Her daddy issues ran deeper than the Mariana Trench.

She wasn’t great to look at either. And she didn’t have brains, they said. Nor did she have a spine, apparently, because everyone she tried to talk to would ask her to grow one. Donna, for the life of her, with her rather limited IQ and her simple heart, never understood how one was supposed to grow a spine at the ripe age of twenty nine.

She was also color-blind and didn’t qualify for a ton of jobs, so she worked as a book-binder instead.

Donna would sit at home, by the window, look out at the trees that everyone said were green, and tell herself that things would be okay someday. And as each day passed, and as each time a prospective groom came home, ate her parents’ food and rejected her in front of her worried parents, Donna started losing hope. At this point, her parents were growing old, and wrinkly and everyone that came home would always talk about Donna’s unmarried status. And as Donna approached thirty on the last day of the warmest summer in history, she thought that it would be a great idea to soak in the bathtub for the last time before the clock struck midnight.

Donna filled the bath with ice cubes and heard voices.

Grow a pair.

Grow a spine.

You’re such a waste of skin.

You should be dead.

You should never have been born.

Nobody wants a girl child, anyway.

You’re pathetic.

She looked at the shower curtain and thought to herself that it was about time she did something worthwhile.

The last thing she felt was the press of the defibrillator on her chest as Donna finally faded away.
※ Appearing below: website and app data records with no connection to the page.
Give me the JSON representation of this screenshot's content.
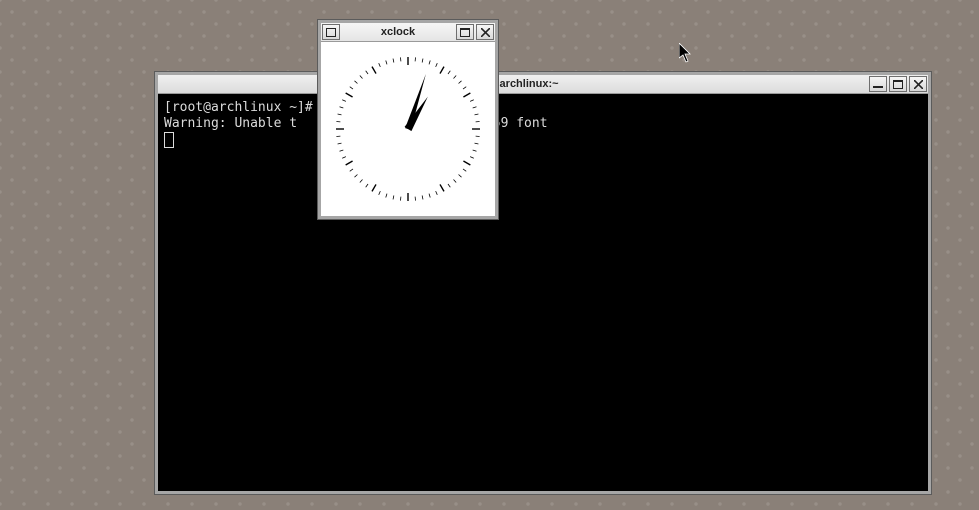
{
  "terminal": {
    "title": "root@archlinux:~",
    "lines": {
      "l1": "[root@archlinux ~]# xclock &",
      "l2_left": "Warning: Unable t",
      "l2_right": "SO8859 font"
    }
  },
  "xclock": {
    "title": "xclock",
    "time": {
      "hour": 1,
      "minute": 3
    }
  },
  "buttons": {
    "menu": "menu",
    "minimize": "minimize",
    "maximize": "maximize",
    "close": "close"
  }
}
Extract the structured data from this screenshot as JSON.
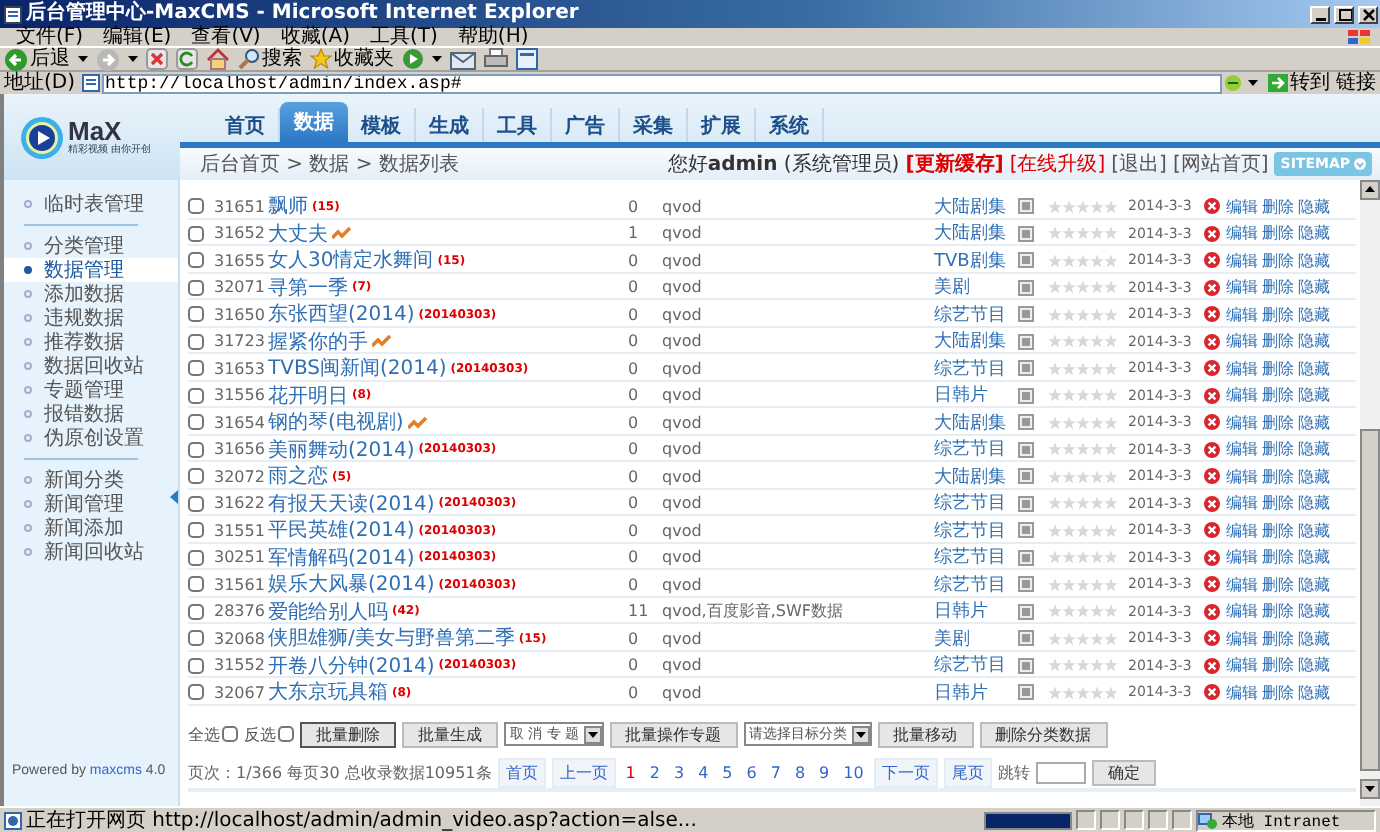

The last voice she heard said something she wanted to hear since the time she’d developed a conscience, even though she had dung for brains and an IQ of less than ten.

She’s flatlined, they said.

A few hours later, a young man received a new kidney.

A few more hours later, someone else received a liver transplant.

In death, she wasn’t so useless and far from being impactful, after all.